MoL-2019-02: Neural language models with latent syntax

MoL-2019-02: van Stigt, Daan (2019) Neural language models with latent syntax. [Report]

[thumbnail of MoL-2019-02.text.pdf]

Download (2MB) | Preview


We study probabilistic neural language models that are obtained by marginalizing a structured latent variable in the recurrent neural network grammar (RNNG), a joint model of sentences and their syntactic structure. Supervised RNNGs produce competitive language models that are sensitive to syntactic phenomena. However, they require annotated data and the intractable sum over the structured variable complicates straightforward learning from data in which that structure is latent. Approximate learning with variational inference provides a solution, enabling estimation from unannotated data, but the effectiveness of this approach will crucially depend on the quality of the approximate posterior. In this thesis we take a first step in this direction. We introduce a neural conditional random field (CRF) constituency parser—which proves a competitive parser in its own right—and experiment with the CRF as approximate posterior in variational learning where the two models are jointly optimized to maximize a lower bound on the marginal log-likelihood. This opens the door to semisupervised and unsupervised learning. The CRF formulation of the parser allows the exact computation of key quantities in the lower bound, and the global normalization provides a robust distribution for the sampling based gradient estimation. Preliminary results with unlabeled trees suggest the potential of this approach for unsupervised n-ary tree induction, and we formulate future work towards this goal. Finally, to evaluate how the joint formulation differentiates the RNNG we perform targeted syntactic evaluation, and compare its performance with that of neural language models that are etimated using multitask learning with a syntactic side objective.

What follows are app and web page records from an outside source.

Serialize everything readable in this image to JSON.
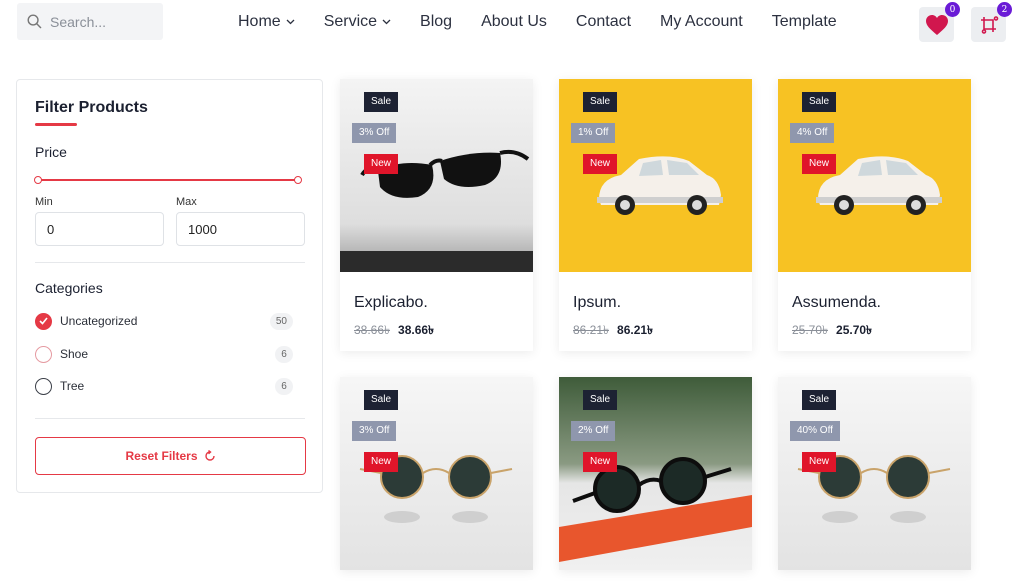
{
  "header": {
    "search_placeholder": "Search...",
    "menu": [
      {
        "label": "Home",
        "dropdown": true
      },
      {
        "label": "Service",
        "dropdown": true
      },
      {
        "label": "Blog",
        "dropdown": false
      },
      {
        "label": "About Us",
        "dropdown": false
      },
      {
        "label": "Contact",
        "dropdown": false
      },
      {
        "label": "My Account",
        "dropdown": false
      },
      {
        "label": "Template",
        "dropdown": false
      }
    ],
    "wishlist_count": "0",
    "compare_count": "2",
    "colors": {
      "heart": "#d1174e",
      "compare": "#d1174e",
      "badge": "#6a1bd6"
    }
  },
  "filter": {
    "title": "Filter Products",
    "price_label": "Price",
    "min_label": "Min",
    "max_label": "Max",
    "min_value": "0",
    "max_value": "1000",
    "categories_label": "Categories",
    "categories": [
      {
        "name": "Uncategorized",
        "count": "50",
        "state": "checked"
      },
      {
        "name": "Shoe",
        "count": "6",
        "state": "hover"
      },
      {
        "name": "Tree",
        "count": "6",
        "state": "unchecked"
      }
    ],
    "reset_label": "Reset Filters",
    "accent": "#e53945"
  },
  "products": [
    {
      "name": "Explicabo.",
      "old_price": "38.66৳",
      "price": "38.66৳",
      "sale": "Sale",
      "off": "3% Off",
      "new": "New",
      "image": "sunglasses-on-white",
      "bg": "#d9d9d9"
    },
    {
      "name": "Ipsum.",
      "old_price": "86.21৳",
      "price": "86.21৳",
      "sale": "Sale",
      "off": "1% Off",
      "new": "New",
      "image": "car-on-yellow",
      "bg": "#f7c223"
    },
    {
      "name": "Assumenda.",
      "old_price": "25.70৳",
      "price": "25.70৳",
      "sale": "Sale",
      "off": "4% Off",
      "new": "New",
      "image": "car-on-yellow",
      "bg": "#f7c223"
    },
    {
      "name": "",
      "old_price": "",
      "price": "",
      "sale": "Sale",
      "off": "3% Off",
      "new": "New",
      "image": "round-sunglasses",
      "bg": "#ececec"
    },
    {
      "name": "",
      "old_price": "",
      "price": "",
      "sale": "Sale",
      "off": "2% Off",
      "new": "New",
      "image": "sunglasses-on-supreme",
      "bg": "#3c5a3a"
    },
    {
      "name": "",
      "old_price": "",
      "price": "",
      "sale": "Sale",
      "off": "40% Off",
      "new": "New",
      "image": "round-sunglasses",
      "bg": "#ececec"
    }
  ]
}
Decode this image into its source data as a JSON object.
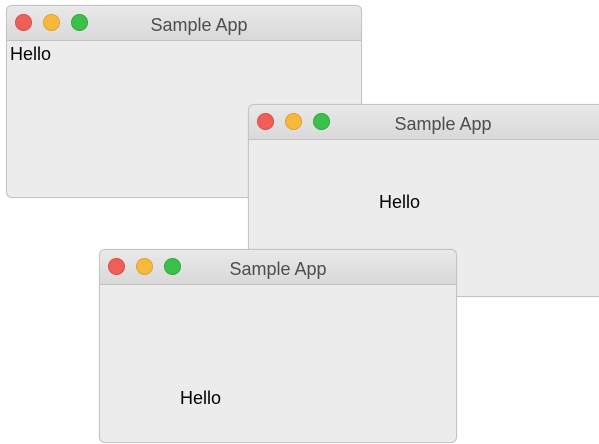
{
  "windows": [
    {
      "title": "Sample App",
      "label": "Hello",
      "controls": [
        "close",
        "minimize",
        "zoom"
      ]
    },
    {
      "title": "Sample App",
      "label": "Hello",
      "controls": [
        "close",
        "minimize",
        "zoom"
      ]
    },
    {
      "title": "Sample App",
      "label": "Hello",
      "controls": [
        "close",
        "minimize",
        "zoom"
      ]
    }
  ],
  "colors": {
    "close": "#ef5e57",
    "minimize": "#f6b93b",
    "zoom": "#3bc14a",
    "window_bg": "#ececec"
  }
}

Item Type: Report
Report Nr: MoL-2019-02
Series Name: Master of Logic Thesis (MoL) Series
Year: 2019
Subjects: Computation
Depositing User: Dr Marco Vervoort
Date Deposited: 06 Jun 2019 14:48
Last Modified: 06 Jun 2019 14:48

Actions (login required)

View Item View Item